In a systematic review of trials where patients with implantable cardioverter defibrillators used fish oil supplements, Dr. David Jenkins and Dr. Paul Dorian found significant differences among the trials, indicating fish oil may be beneficial to some patients while having a negative impact on others.
“Fish oils can have complex and varied effects on the heart,” says Jenkins, a U of T Professor of Medicine who runs the Clinical Nutrition and Risk Factor Modification Centre at St. Michael's Hospital. “These effects include blocking cardiac ion channels, reducing fibrosis in response to mechanical stress, decreasing blood coagulation, and possibly altering immune function.”

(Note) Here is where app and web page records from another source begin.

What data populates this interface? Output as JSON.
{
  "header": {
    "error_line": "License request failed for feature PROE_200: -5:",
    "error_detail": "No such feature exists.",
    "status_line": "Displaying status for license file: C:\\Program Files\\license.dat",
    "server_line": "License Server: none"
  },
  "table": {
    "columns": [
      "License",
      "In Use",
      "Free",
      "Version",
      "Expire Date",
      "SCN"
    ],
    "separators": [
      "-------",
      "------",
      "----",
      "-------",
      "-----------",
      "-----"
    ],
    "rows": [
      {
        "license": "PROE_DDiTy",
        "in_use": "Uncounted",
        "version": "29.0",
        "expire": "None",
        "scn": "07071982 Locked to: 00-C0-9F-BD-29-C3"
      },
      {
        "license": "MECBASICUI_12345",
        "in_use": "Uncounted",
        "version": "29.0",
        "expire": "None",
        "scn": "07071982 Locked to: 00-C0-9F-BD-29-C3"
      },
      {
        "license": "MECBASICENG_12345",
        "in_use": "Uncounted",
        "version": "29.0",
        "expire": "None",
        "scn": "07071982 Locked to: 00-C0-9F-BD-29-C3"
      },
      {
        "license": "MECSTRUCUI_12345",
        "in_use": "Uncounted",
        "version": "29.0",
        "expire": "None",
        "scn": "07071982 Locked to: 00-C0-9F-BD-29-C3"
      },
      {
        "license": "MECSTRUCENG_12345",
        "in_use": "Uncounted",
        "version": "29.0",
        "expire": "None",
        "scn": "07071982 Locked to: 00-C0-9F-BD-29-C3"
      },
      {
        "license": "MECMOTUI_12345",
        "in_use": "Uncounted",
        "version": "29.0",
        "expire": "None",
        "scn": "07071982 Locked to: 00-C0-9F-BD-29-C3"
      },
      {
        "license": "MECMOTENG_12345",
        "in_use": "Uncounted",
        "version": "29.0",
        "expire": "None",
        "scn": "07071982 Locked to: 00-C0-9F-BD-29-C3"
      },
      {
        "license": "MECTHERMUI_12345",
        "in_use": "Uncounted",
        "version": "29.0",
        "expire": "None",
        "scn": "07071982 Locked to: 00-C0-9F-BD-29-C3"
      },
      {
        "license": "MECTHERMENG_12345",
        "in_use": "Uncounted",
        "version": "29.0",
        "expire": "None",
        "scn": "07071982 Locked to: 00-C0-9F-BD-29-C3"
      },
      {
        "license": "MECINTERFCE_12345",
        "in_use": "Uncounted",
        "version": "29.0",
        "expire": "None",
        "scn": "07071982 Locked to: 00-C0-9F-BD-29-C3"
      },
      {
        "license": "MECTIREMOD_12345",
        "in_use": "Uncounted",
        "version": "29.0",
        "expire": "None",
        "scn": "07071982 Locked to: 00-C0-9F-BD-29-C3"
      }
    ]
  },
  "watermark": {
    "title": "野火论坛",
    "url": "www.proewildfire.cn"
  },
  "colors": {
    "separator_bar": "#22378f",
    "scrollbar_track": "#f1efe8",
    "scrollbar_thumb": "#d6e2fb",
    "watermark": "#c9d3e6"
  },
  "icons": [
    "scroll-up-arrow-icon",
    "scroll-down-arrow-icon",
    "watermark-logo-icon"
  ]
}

There is evidence from multiple large-scale population (epidemiologic) studies and randomized controlled trials that intake of recommended amounts of DHA and EPA in the form of dietary fish or fish oil supplements can reduce the risk of death, heart attack and dangerous abnormal heart rhythms in people with known cardiovascular disease, as well as potentially slow hardening of the arteries and lower blood pressure slightly. But the evidence also shows high doses can have harmful effects, such as an increased risk of bleeding. Although benefits are proposed for alpha-linolenic acid, scientific evidence is less compelling and beneficial effects may be less pronounced.
The meta-analysis reveals that studies in different patient populations with different pathophysiologies and therapeutic regimens have all produced divergent results. However, more recent data suggests that particular caution should be exercised when analyzing data from certain subgroups, such as men with stable angina. The same may also be true for patients with implantable cardioverter defibrillators who have a history of ventricular tachycardia and who are not taking antiarrhythmic medications.
“Fish oils have promise as beneficial in cardiovascular disease but our work highlights our gaps in understanding and the need for more research,” adds Dorian, a cardiologist at St. Michael's Hospital and U of T Professor of Medicine University of Toronto.
The review, which will appear in the January 15 edition of the Canadian Medical Association Journal, also indicates that further research and large randomized controlled trials are needed before long-chain omega-3 fatty acids are used in patients with heart failure and angina.